On Monday evening, a significant tension filled the air around much of the globe. The long, dull slog of war that had settled over the eastern edges of Europe was now reaching a tinny, high-pitched ringing. A vibrational shift had occurred.
Two Polish farmers had died after a missile from the Russian invasion of Ukraine came bounding over the border and exploded.
At first many believed that the projectile was Russian, and this was a problem. You see, if Russia had caused these fatalities in Poland, a NATO member country, then Article 5 of the group’s charter could push the world to war with one another.

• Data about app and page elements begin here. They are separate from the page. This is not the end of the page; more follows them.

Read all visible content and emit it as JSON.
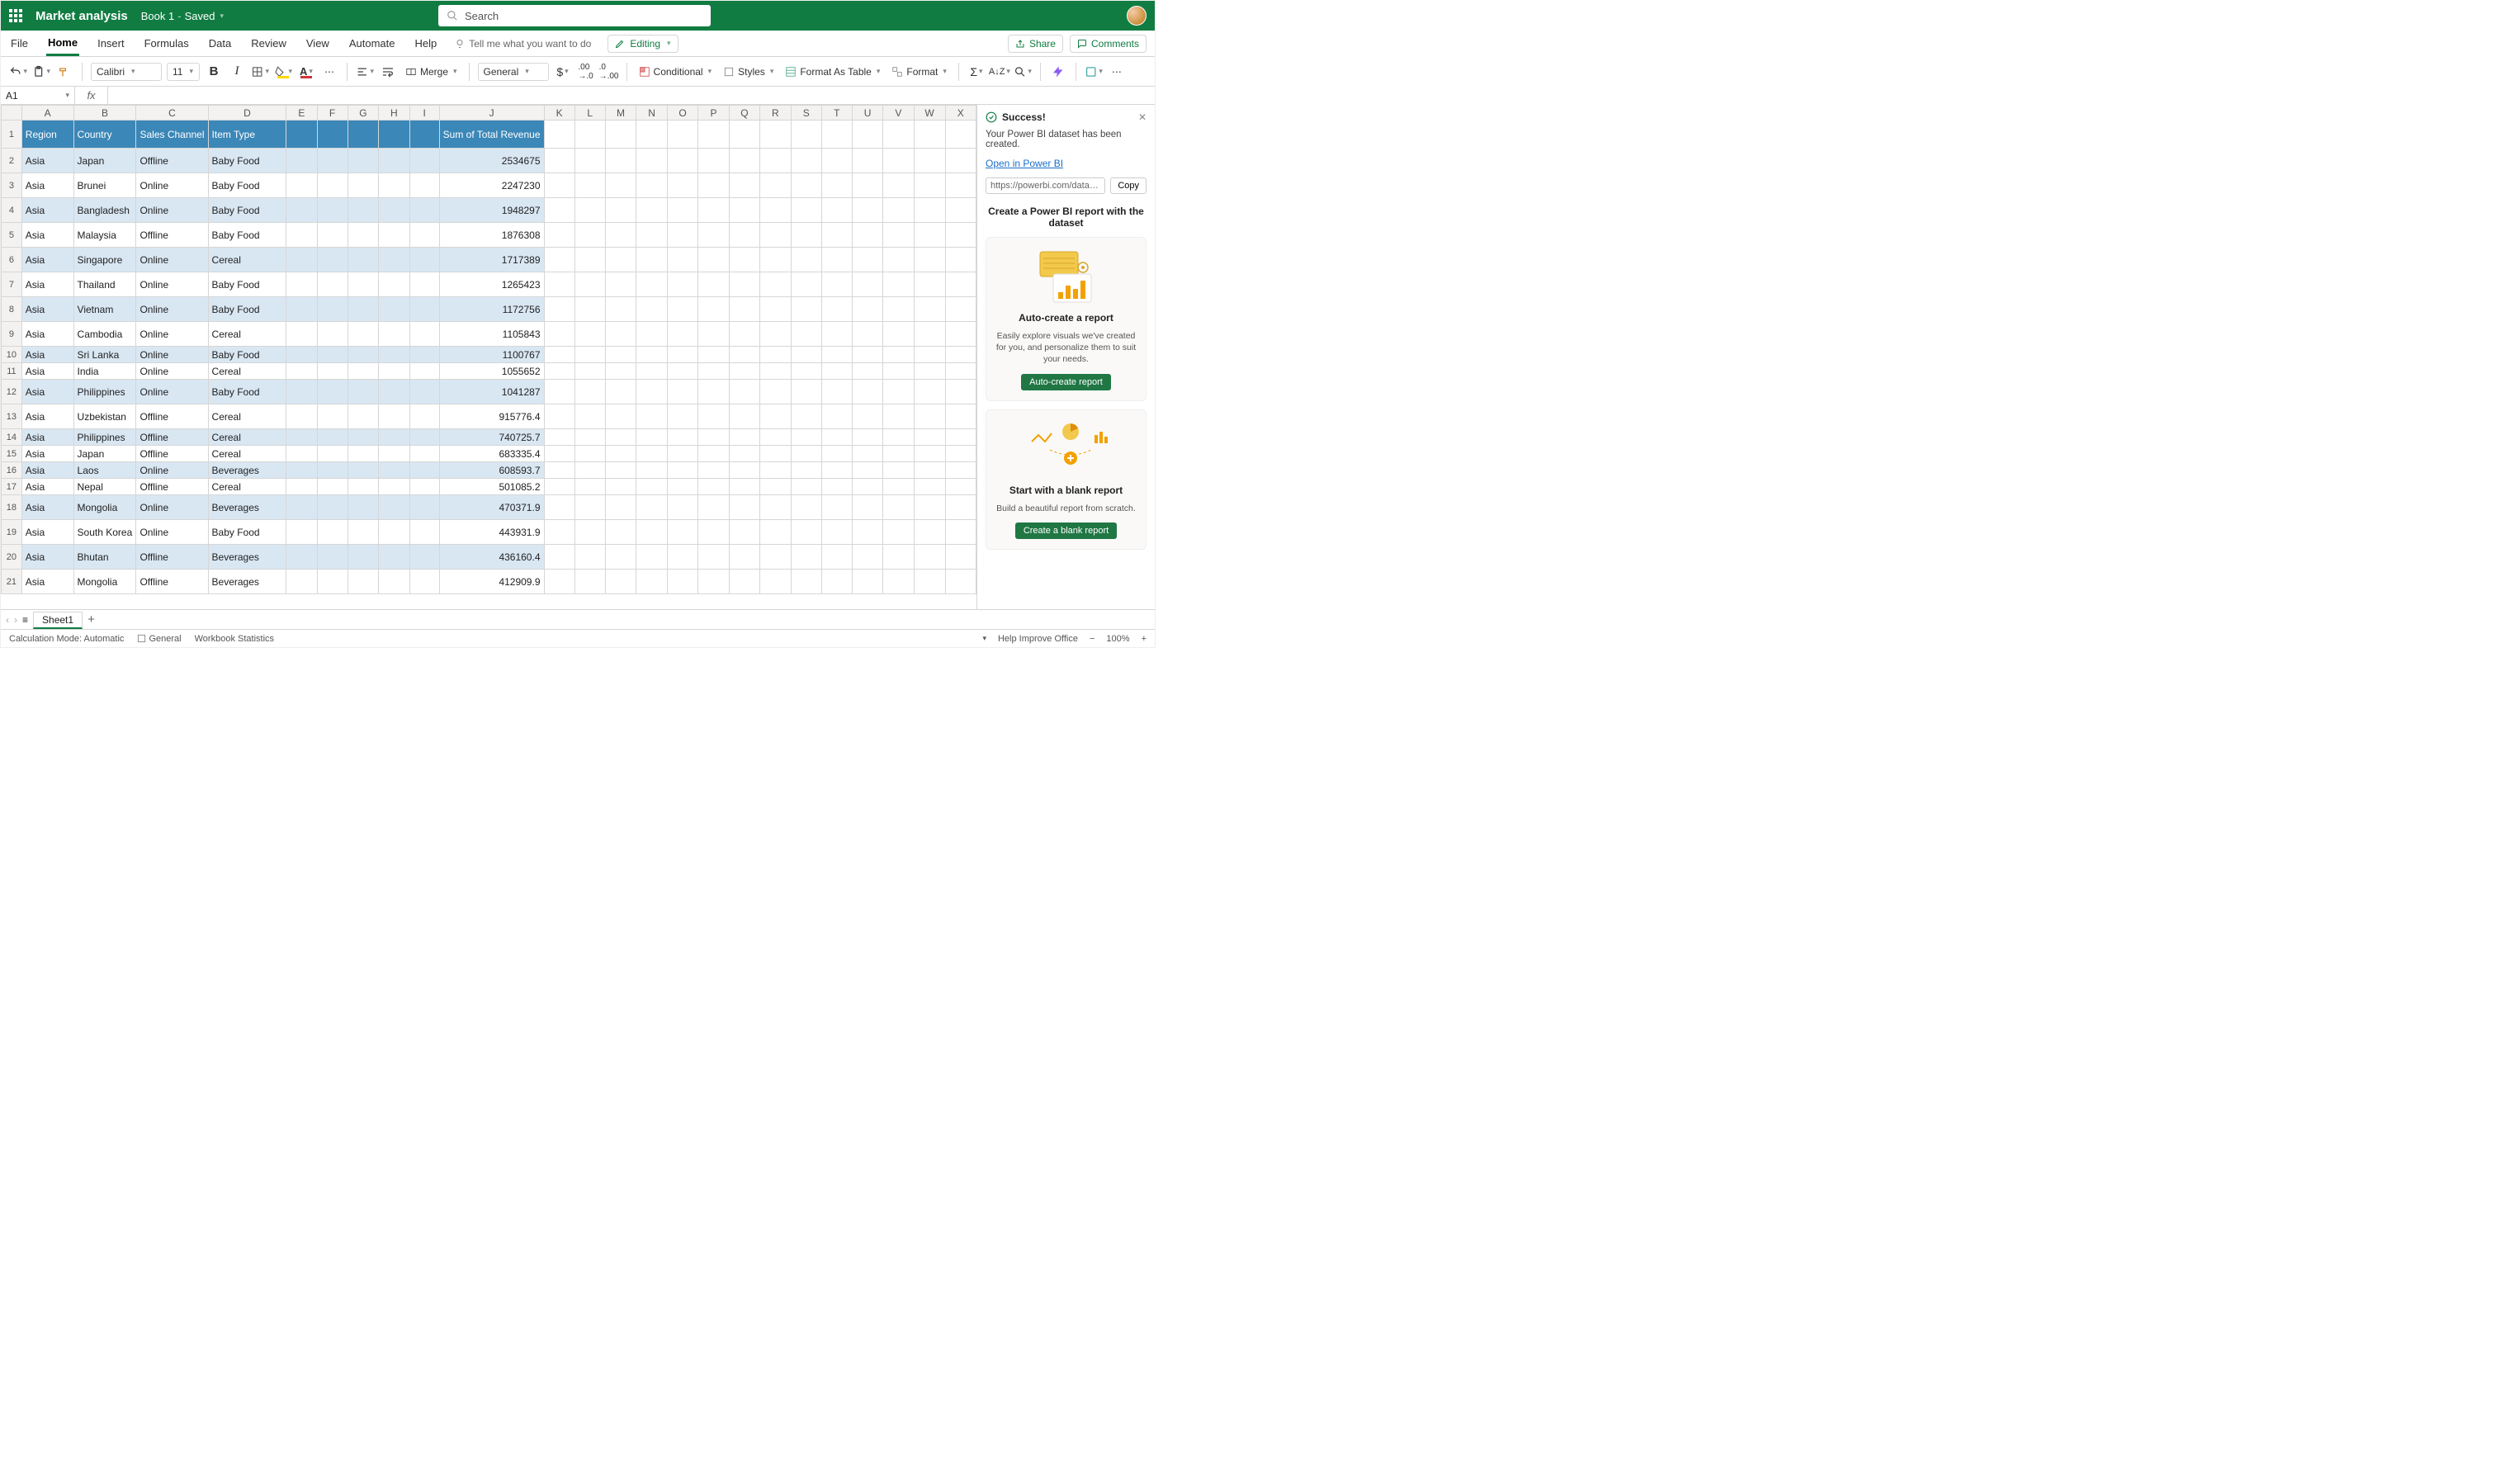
{
  "title": {
    "doc": "Market analysis",
    "book": "Book 1",
    "saved": "Saved"
  },
  "search": {
    "placeholder": "Search"
  },
  "tabs": {
    "file": "File",
    "home": "Home",
    "insert": "Insert",
    "formulas": "Formulas",
    "data": "Data",
    "review": "Review",
    "view": "View",
    "automate": "Automate",
    "help": "Help",
    "tellme": "Tell me what you want to do",
    "editing": "Editing",
    "share": "Share",
    "comments": "Comments"
  },
  "ribbon": {
    "font": "Calibri",
    "size": "11",
    "merge": "Merge",
    "numfmt": "General",
    "conditional": "Conditional",
    "styles": "Styles",
    "fat": "Format As Table",
    "format": "Format"
  },
  "fx": {
    "name": "A1"
  },
  "columns": [
    "A",
    "B",
    "C",
    "D",
    "E",
    "F",
    "G",
    "H",
    "I",
    "J",
    "K",
    "L",
    "M",
    "N",
    "O",
    "P",
    "Q",
    "R",
    "S",
    "T",
    "U",
    "V",
    "W",
    "X"
  ],
  "panel": {
    "title": "Success!",
    "msg": "Your Power BI dataset has been created.",
    "open": "Open in Power BI",
    "url": "https://powerbi.com/datahub/dat...",
    "copy": "Copy",
    "section": "Create a Power BI report with the dataset",
    "card1_title": "Auto-create a report",
    "card1_text": "Easily explore visuals we've created for you, and personalize them to suit your needs.",
    "card1_btn": "Auto-create report",
    "card2_title": "Start with a blank report",
    "card2_text": "Build a beautiful report from scratch.",
    "card2_btn": "Create a blank report"
  },
  "sheets": {
    "name": "Sheet1"
  },
  "status": {
    "calc": "Calculation Mode: Automatic",
    "general": "General",
    "wb": "Workbook Statistics",
    "help": "Help Improve Office",
    "zoom": "100%"
  },
  "headers": {
    "region": "Region",
    "country": "Country",
    "channel": "Sales Channel",
    "item": "Item Type",
    "revenue": "Sum of Total Revenue"
  },
  "rows": [
    {
      "n": 2,
      "h": true,
      "r": "Asia",
      "c": "Japan",
      "s": "Offline",
      "i": "Baby Food",
      "v": "2534675"
    },
    {
      "n": 3,
      "h": true,
      "r": "Asia",
      "c": "Brunei",
      "s": "Online",
      "i": "Baby Food",
      "v": "2247230"
    },
    {
      "n": 4,
      "h": true,
      "r": "Asia",
      "c": "Bangladesh",
      "s": "Online",
      "i": "Baby Food",
      "v": "1948297"
    },
    {
      "n": 5,
      "h": true,
      "r": "Asia",
      "c": "Malaysia",
      "s": "Offline",
      "i": "Baby Food",
      "v": "1876308"
    },
    {
      "n": 6,
      "h": true,
      "r": "Asia",
      "c": "Singapore",
      "s": "Online",
      "i": "Cereal",
      "v": "1717389"
    },
    {
      "n": 7,
      "h": true,
      "r": "Asia",
      "c": "Thailand",
      "s": "Online",
      "i": "Baby Food",
      "v": "1265423"
    },
    {
      "n": 8,
      "h": true,
      "r": "Asia",
      "c": "Vietnam",
      "s": "Online",
      "i": "Baby Food",
      "v": "1172756"
    },
    {
      "n": 9,
      "h": true,
      "r": "Asia",
      "c": "Cambodia",
      "s": "Online",
      "i": "Cereal",
      "v": "1105843"
    },
    {
      "n": 10,
      "h": false,
      "r": "Asia",
      "c": "Sri Lanka",
      "s": "Online",
      "i": "Baby Food",
      "v": "1100767"
    },
    {
      "n": 11,
      "h": false,
      "r": "Asia",
      "c": "India",
      "s": "Online",
      "i": "Cereal",
      "v": "1055652"
    },
    {
      "n": 12,
      "h": true,
      "r": "Asia",
      "c": "Philippines",
      "s": "Online",
      "i": "Baby Food",
      "v": "1041287"
    },
    {
      "n": 13,
      "h": true,
      "r": "Asia",
      "c": "Uzbekistan",
      "s": "Offline",
      "i": "Cereal",
      "v": "915776.4"
    },
    {
      "n": 14,
      "h": false,
      "r": "Asia",
      "c": "Philippines",
      "s": "Offline",
      "i": "Cereal",
      "v": "740725.7"
    },
    {
      "n": 15,
      "h": false,
      "r": "Asia",
      "c": "Japan",
      "s": "Offline",
      "i": "Cereal",
      "v": "683335.4"
    },
    {
      "n": 16,
      "h": false,
      "r": "Asia",
      "c": "Laos",
      "s": "Online",
      "i": "Beverages",
      "v": "608593.7"
    },
    {
      "n": 17,
      "h": false,
      "r": "Asia",
      "c": "Nepal",
      "s": "Offline",
      "i": "Cereal",
      "v": "501085.2"
    },
    {
      "n": 18,
      "h": true,
      "r": "Asia",
      "c": "Mongolia",
      "s": "Online",
      "i": "Beverages",
      "v": "470371.9"
    },
    {
      "n": 19,
      "h": true,
      "r": "Asia",
      "c": "South Korea",
      "s": "Online",
      "i": "Baby Food",
      "v": "443931.9"
    },
    {
      "n": 20,
      "h": true,
      "r": "Asia",
      "c": "Bhutan",
      "s": "Offline",
      "i": "Beverages",
      "v": "436160.4"
    },
    {
      "n": 21,
      "h": true,
      "r": "Asia",
      "c": "Mongolia",
      "s": "Offline",
      "i": "Beverages",
      "v": "412909.9"
    }
  ]
}
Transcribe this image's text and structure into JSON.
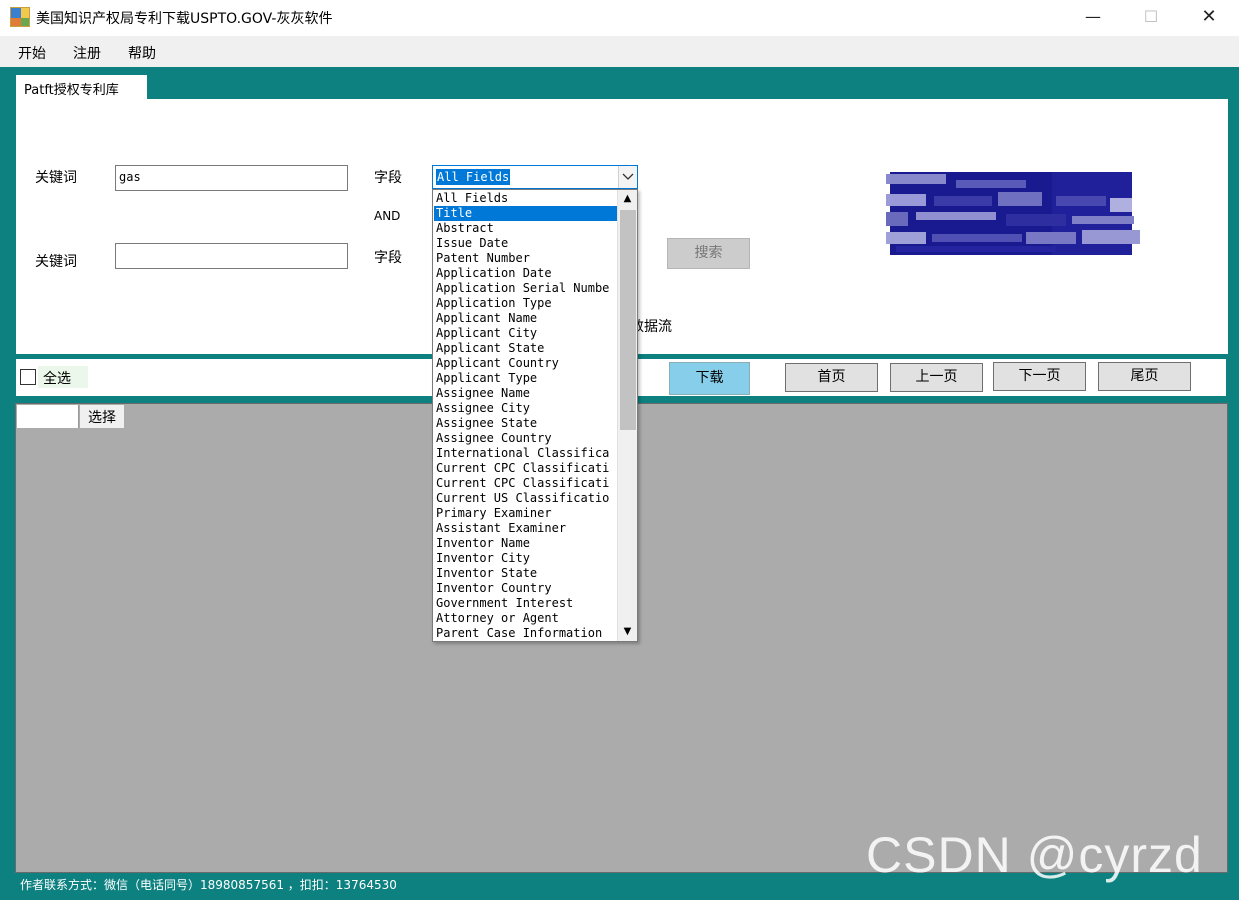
{
  "window": {
    "title": "美国知识产权局专利下载USPTO.GOV-灰灰软件",
    "minimize_glyph": "—",
    "maximize_glyph": "☐",
    "close_glyph": "✕"
  },
  "menu": {
    "items": [
      "开始",
      "注册",
      "帮助"
    ]
  },
  "tab": {
    "label": "Patft授权专利库"
  },
  "search": {
    "keyword1_label": "关键词",
    "keyword1_value": "gas",
    "field1_label": "字段",
    "field1_selected": "All Fields",
    "operator_label": "AND",
    "keyword2_label": "关键词",
    "keyword2_value": "",
    "field2_label": "字段",
    "search_button": "搜索",
    "stream_text": "数据流"
  },
  "dropdown": {
    "highlighted": "Title",
    "options": [
      "All Fields",
      "Title",
      "Abstract",
      "Issue Date",
      "Patent Number",
      "Application Date",
      "Application Serial Numbe",
      "Application Type",
      "Applicant Name",
      "Applicant City",
      "Applicant State",
      "Applicant Country",
      "Applicant Type",
      "Assignee Name",
      "Assignee City",
      "Assignee State",
      "Assignee Country",
      "International Classifica",
      "Current CPC Classificati",
      "Current CPC Classificati",
      "Current US Classificatio",
      "Primary Examiner",
      "Assistant Examiner",
      "Inventor Name",
      "Inventor City",
      "Inventor State",
      "Inventor Country",
      "Government Interest",
      "Attorney or Agent",
      "Parent Case Information"
    ],
    "scroll_up_glyph": "▲",
    "scroll_down_glyph": "▼"
  },
  "toolbar": {
    "select_all_label": "全选",
    "download_button": "下载",
    "first_page": "首页",
    "prev_page": "上一页",
    "next_page": "下一页",
    "last_page": "尾页"
  },
  "grid": {
    "columns": [
      "",
      "选择"
    ]
  },
  "watermark": "CSDN @cyrzd",
  "footer": "作者联系方式：微信（电话同号）18980857561 ，扣扣：13764530",
  "colors": {
    "frame": "#0d8080",
    "selection": "#0078d7",
    "download_button": "#87ceeb",
    "grid_background": "#ababab"
  }
}
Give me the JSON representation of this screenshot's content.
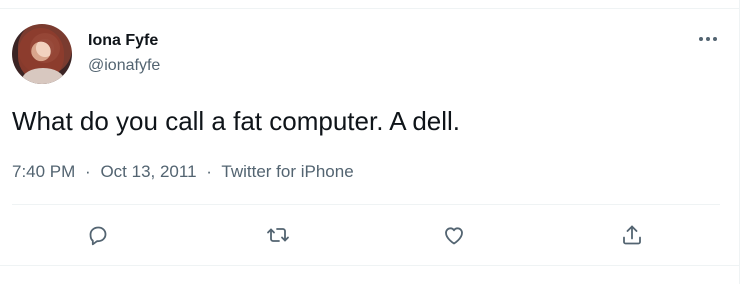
{
  "tweet": {
    "author_name": "Iona Fyfe",
    "author_handle": "@ionafyfe",
    "text": "What do you call a fat computer. A dell.",
    "time": "7:40 PM",
    "date": "Oct 13, 2011",
    "source": "Twitter for iPhone",
    "separator": "·"
  },
  "icons": {
    "more": "more-horizontal-icon",
    "reply": "reply-icon",
    "retweet": "retweet-icon",
    "like": "heart-icon",
    "share": "share-icon"
  },
  "colors": {
    "text_primary": "#0f1419",
    "text_secondary": "#536471",
    "border": "#eff3f4"
  }
}
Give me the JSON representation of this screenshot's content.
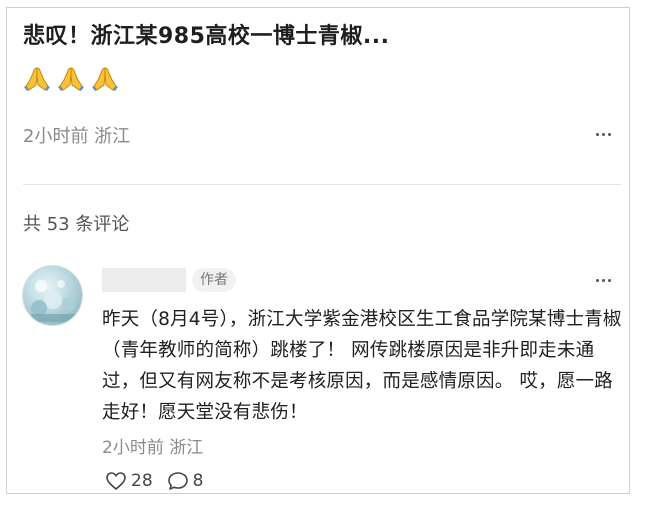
{
  "post": {
    "title": "悲叹！浙江某985高校一博士青椒...",
    "emojis": [
      "folded-hands",
      "folded-hands",
      "folded-hands"
    ],
    "meta": "2小时前 浙江"
  },
  "comments_section": {
    "count_label": "共 53 条评论"
  },
  "comment": {
    "author_badge": "作者",
    "text": "昨天（8月4号），浙江大学紫金港校区生工食品学院某博士青椒（青年教师的简称）跳楼了！ 网传跳楼原因是非升即走未通过，但又有网友称不是考核原因，而是感情原因。 哎，愿一路走好！愿天堂没有悲伤！",
    "meta": "2小时前 浙江",
    "likes": "28",
    "replies": "8"
  },
  "colors": {
    "text_primary": "#1f1f1f",
    "text_secondary": "#8a8a8a",
    "border": "#cfcfcf",
    "emoji_yellow": "#f4b400"
  }
}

Luckily, this was not the case, with NATO and Poland suggesting that the weapon was actually a piece of Ukrainian air defense equipment.
Ukraine’s President appears to be refusing that assessment.
UKRAINE’S President Volodymyr Zelensky said he had “no doubt” the missile that hit Poland yesterday WAS Russian – despite counterclaims by NATO and the US.
He also called on Ukrainian investigators to be given access to the site of the explosion and to be involved in the analysis of debris.
He said: “Based on the credibility of the reports of the military, I believe that it was a Russian missile.”
Authorities in the United Kingdom still found a way to blame Russia for the incident.
Foreign Secretary James Cleverly earlier said Britain would not make a judgement until after a full investigation.
Urging caution, he said: “Our response will always be led by the facts.
“The only reason why missiles are flying through European skies and exploding in European villages is because of Russia’s barbaric invasion of Ukraine.”
Had Russia been responsible for the explosion, there is a rather distinct possibility that the western world would suddenly be drawn into the war – something that Ukraine is certainly not going to be upset about.